Prompt
Restate the listing word for word; omit the images.

Data to use

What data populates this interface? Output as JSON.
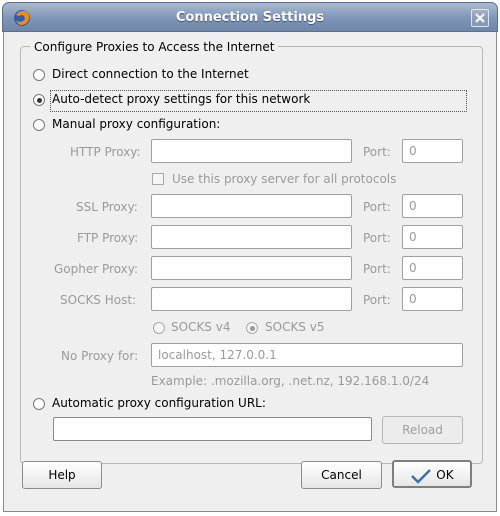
{
  "window": {
    "title": "Connection Settings"
  },
  "group": {
    "label": "Configure Proxies to Access the Internet"
  },
  "options": {
    "direct": "Direct connection to the Internet",
    "auto_detect": "Auto-detect proxy settings for this network",
    "manual": "Manual proxy configuration:",
    "auto_url": "Automatic proxy configuration URL:"
  },
  "selected_option": "auto_detect",
  "manual": {
    "http_label": "HTTP Proxy:",
    "ssl_label": "SSL Proxy:",
    "ftp_label": "FTP Proxy:",
    "gopher_label": "Gopher Proxy:",
    "socks_label": "SOCKS Host:",
    "port_label": "Port:",
    "http_host": "",
    "http_port": "0",
    "ssl_host": "",
    "ssl_port": "0",
    "ftp_host": "",
    "ftp_port": "0",
    "gopher_host": "",
    "gopher_port": "0",
    "socks_host": "",
    "socks_port": "0",
    "use_same_label": "Use this proxy server for all protocols",
    "socks_v4": "SOCKS v4",
    "socks_v5": "SOCKS v5",
    "no_proxy_label": "No Proxy for:",
    "no_proxy_value": "localhost, 127.0.0.1",
    "example": "Example: .mozilla.org, .net.nz, 192.168.1.0/24"
  },
  "auto_url": {
    "value": "",
    "reload_label": "Reload"
  },
  "buttons": {
    "help": "Help",
    "cancel": "Cancel",
    "ok": "OK"
  }
}
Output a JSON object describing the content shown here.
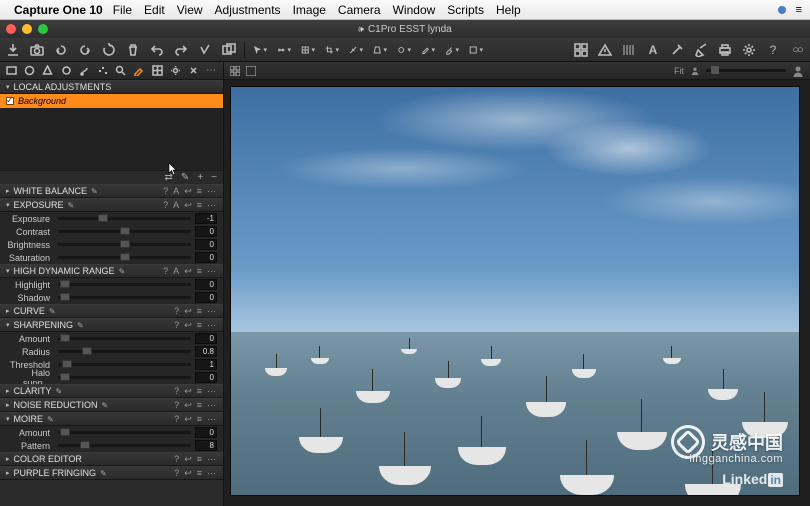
{
  "menubar": {
    "app": "Capture One 10",
    "items": [
      "File",
      "Edit",
      "View",
      "Adjustments",
      "Image",
      "Camera",
      "Window",
      "Scripts",
      "Help"
    ]
  },
  "window": {
    "title": "C1Pro ESST lynda"
  },
  "viewer": {
    "fit_label": "Fit"
  },
  "tooltabs_icons": [
    "library",
    "capture",
    "lens",
    "crop",
    "color",
    "brush",
    "mask",
    "pen",
    "grid",
    "gear",
    "scissors"
  ],
  "sections": {
    "local_adjustments": {
      "title": "LOCAL ADJUSTMENTS",
      "layers": [
        {
          "name": "Background",
          "checked": true
        }
      ]
    },
    "white_balance": {
      "title": "WHITE BALANCE",
      "expanded": false
    },
    "exposure": {
      "title": "EXPOSURE",
      "expanded": true,
      "sliders": [
        {
          "label": "Exposure",
          "value": "-1",
          "pos": 34
        },
        {
          "label": "Contrast",
          "value": "0",
          "pos": 50
        },
        {
          "label": "Brightness",
          "value": "0",
          "pos": 50
        },
        {
          "label": "Saturation",
          "value": "0",
          "pos": 50
        }
      ]
    },
    "hdr": {
      "title": "HIGH DYNAMIC RANGE",
      "expanded": true,
      "sliders": [
        {
          "label": "Highlight",
          "value": "0",
          "pos": 5
        },
        {
          "label": "Shadow",
          "value": "0",
          "pos": 5
        }
      ]
    },
    "curve": {
      "title": "CURVE",
      "expanded": false
    },
    "sharpening": {
      "title": "SHARPENING",
      "expanded": true,
      "sliders": [
        {
          "label": "Amount",
          "value": "0",
          "pos": 5
        },
        {
          "label": "Radius",
          "value": "0.8",
          "pos": 22
        },
        {
          "label": "Threshold",
          "value": "1",
          "pos": 7
        },
        {
          "label": "Halo supp...",
          "value": "0",
          "pos": 5
        }
      ]
    },
    "clarity": {
      "title": "CLARITY",
      "expanded": false
    },
    "noise": {
      "title": "NOISE REDUCTION",
      "expanded": false
    },
    "moire": {
      "title": "MOIRE",
      "expanded": true,
      "sliders": [
        {
          "label": "Amount",
          "value": "0",
          "pos": 5
        },
        {
          "label": "Pattern",
          "value": "8",
          "pos": 20
        }
      ]
    },
    "color_editor": {
      "title": "COLOR EDITOR",
      "expanded": false
    },
    "purple_fringing": {
      "title": "PURPLE FRINGING",
      "expanded": false
    }
  },
  "watermark": {
    "main": "灵感中国",
    "sub": "lingganchina.com"
  },
  "footer_brand": "Linked"
}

Exercise solution
What data populates this interface? Output as JSON.
{
  "window": {
    "title": "Connection Settings"
  },
  "group": {
    "label": "Configure Proxies to Access the Internet"
  },
  "options": {
    "direct": "Direct connection to the Internet",
    "auto_detect": "Auto-detect proxy settings for this network",
    "manual": "Manual proxy configuration:",
    "auto_url": "Automatic proxy configuration URL:"
  },
  "selected_option": "auto_detect",
  "manual": {
    "http_label": "HTTP Proxy:",
    "ssl_label": "SSL Proxy:",
    "ftp_label": "FTP Proxy:",
    "gopher_label": "Gopher Proxy:",
    "socks_label": "SOCKS Host:",
    "port_label": "Port:",
    "http_host": "",
    "http_port": "0",
    "ssl_host": "",
    "ssl_port": "0",
    "ftp_host": "",
    "ftp_port": "0",
    "gopher_host": "",
    "gopher_port": "0",
    "socks_host": "",
    "socks_port": "0",
    "use_same_label": "Use this proxy server for all protocols",
    "socks_v4": "SOCKS v4",
    "socks_v5": "SOCKS v5",
    "no_proxy_label": "No Proxy for:",
    "no_proxy_value": "localhost, 127.0.0.1",
    "example": "Example: .mozilla.org, .net.nz, 192.168.1.0/24"
  },
  "auto_url": {
    "value": "",
    "reload_label": "Reload"
  },
  "buttons": {
    "help": "Help",
    "cancel": "Cancel",
    "ok": "OK"
  }
}
Output a JSON object describing the content shown here.
{
  "menubar": {
    "app": "Capture One 10",
    "items": [
      "File",
      "Edit",
      "View",
      "Adjustments",
      "Image",
      "Camera",
      "Window",
      "Scripts",
      "Help"
    ]
  },
  "window": {
    "title": "C1Pro ESST lynda"
  },
  "viewer": {
    "fit_label": "Fit"
  },
  "tooltabs_icons": [
    "library",
    "capture",
    "lens",
    "crop",
    "color",
    "brush",
    "mask",
    "pen",
    "grid",
    "gear",
    "scissors"
  ],
  "sections": {
    "local_adjustments": {
      "title": "LOCAL ADJUSTMENTS",
      "layers": [
        {
          "name": "Background",
          "checked": true
        }
      ]
    },
    "white_balance": {
      "title": "WHITE BALANCE",
      "expanded": false
    },
    "exposure": {
      "title": "EXPOSURE",
      "expanded": true,
      "sliders": [
        {
          "label": "Exposure",
          "value": "-1",
          "pos": 34
        },
        {
          "label": "Contrast",
          "value": "0",
          "pos": 50
        },
        {
          "label": "Brightness",
          "value": "0",
          "pos": 50
        },
        {
          "label": "Saturation",
          "value": "0",
          "pos": 50
        }
      ]
    },
    "hdr": {
      "title": "HIGH DYNAMIC RANGE",
      "expanded": true,
      "sliders": [
        {
          "label": "Highlight",
          "value": "0",
          "pos": 5
        },
        {
          "label": "Shadow",
          "value": "0",
          "pos": 5
        }
      ]
    },
    "curve": {
      "title": "CURVE",
      "expanded": false
    },
    "sharpening": {
      "title": "SHARPENING",
      "expanded": true,
      "sliders": [
        {
          "label": "Amount",
          "value": "0",
          "pos": 5
        },
        {
          "label": "Radius",
          "value": "0.8",
          "pos": 22
        },
        {
          "label": "Threshold",
          "value": "1",
          "pos": 7
        },
        {
          "label": "Halo supp...",
          "value": "0",
          "pos": 5
        }
      ]
    },
    "clarity": {
      "title": "CLARITY",
      "expanded": false
    },
    "noise": {
      "title": "NOISE REDUCTION",
      "expanded": false
    },
    "moire": {
      "title": "MOIRE",
      "expanded": true,
      "sliders": [
        {
          "label": "Amount",
          "value": "0",
          "pos": 5
        },
        {
          "label": "Pattern",
          "value": "8",
          "pos": 20
        }
      ]
    },
    "color_editor": {
      "title": "COLOR EDITOR",
      "expanded": false
    },
    "purple_fringing": {
      "title": "PURPLE FRINGING",
      "expanded": false
    }
  },
  "watermark": {
    "main": "灵感中国",
    "sub": "lingganchina.com"
  },
  "footer_brand": "Linked"
}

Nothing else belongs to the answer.